Energy efficiency and conservation are popular topics that are reflected in the design of tighter new homes and the efficiency upgrades made in existing homes. To maximize energy-saving efforts, it's important to employ a strategy that includes both energy efficiency and energy conservation methods and practices. The results can be comforting when you see lower energy bills.
Efficiency and Conservation
Energy efficiency and energy conservation both save energy, but the terms aren't interchangeable. Energy efficiency refers to the practice of employing systems or devices that use less energy without a loss in service or comfort. A good example of upgrading a device or system is upgrading conventional incandescent lighting to light-emitting diode (LED) lighting. LEDs use up to 75 percent less energy with no loss of service.
Energy conservation practices save energy, but a loss of service or comfort is experienced. An example of practicing energy conservation is limiting bathing time to use less hot water when you would rather take longer showers or baths. For the most effective energy-saving program, energy conservation is best used in conjunction with home efficiency upgrades. In this way, you're able to maximize the benefit of employing high-efficiency devices and systems.
Heating and Cooling Tips
Heating and cooling the average home accounts for about half of the energy budget. New higher-efficiency HVAC systems, such as an Energy Star certified ductless system or furnace, can help reduce the heating and cooling budget by operating more efficiently.
Two of the most important tasks that can reduce heating and cooling costs are replacing the air filter regularly and scheduling preventive maintenance with an HVAC professional. HVAC systems will not only perform better for less energy, but they will also last longer with fewer malfunctions.

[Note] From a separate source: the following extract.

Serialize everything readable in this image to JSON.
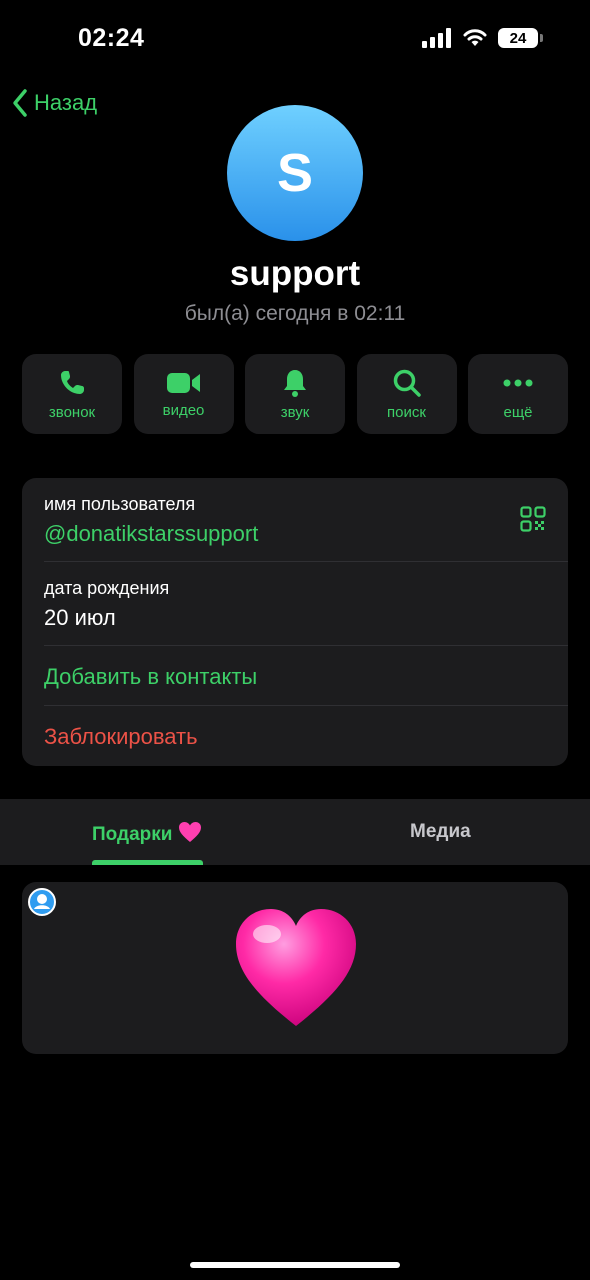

If you're using a disposable fiberglass filter, consider replacing it for a higher-efficiency type. Your home's HVAC system will be better protected and you’ll enjoy better indoor air quality.
Lighting expenses may reach 12 percent in the average home. Considering that light emitting diodes (LEDs) and compact fluorescent lamps (CFLs) can reduce the light bill by up to 75 percent, you can easily shave a few percentage points by making the switch. LEDs and CFLs are more expensive than traditional incandescent lighting, but they last 10 to 25 times longer than incandescent.
You may add conservation efforts by installing simple lighting devices, such as dimming switches, timers and motion detectors. In this way, you can reduce lighting for maximum savings and enjoy the convenience of motion-detection lighting and timers.
Water Heating Tips
The water heating system offers many places to conserve energy and employ efficiency upgrades. You may already practice energy conservation by limiting hot water use. You can take full advantage of conserving hot water by using low-flow shower heads and aerators. Try using the energy-saving setting on the dishwasher and clothes washer.
Using a thermometer, check the temperature of hot water at a faucet. If it's higher than 120 degrees, lower the thermostat on the water heater accordingly. In conjunction, make sure all hot water pipes, including the inlet/outlet storage tank pipes, are wrapped with insulation. This increases temperature and reduces the wait time at the faucet and shower for hot water.
Home Envelope Tips
An energy audit performed by your HVAC professional is an effective way to determine where your home is losing energy dollars. You may also perform a basic assessment of attic insulation and air leaks. Using an incense stick or smoke pencil, look for air leaks at the usual places, such as around windows and doors, as well as electrical wall plates, piping and cables. If the smoke wavers, you've found a leak.
Air leaks may be sealed with caulk, expanding spray-in foam and weatherstripping. There are many different materials, colors and types available. Check the packaging for proper usage.
Check the insulation in the attic. Damp or moldy insulation should be discarded. Depending on the region of the U.S. you reside, attic insulation is recommended to be R38-R60. If your attic needs more insulation, you may wish to consult with an HVAC professional for best results. After all, air sealing and insulation efficiency upgrades are good for many years if performed correctly.
For many more tips on energy efficiency and energy conservation practices, please contact us to speak with a certified Mitsubishi Electric Contractor near your home.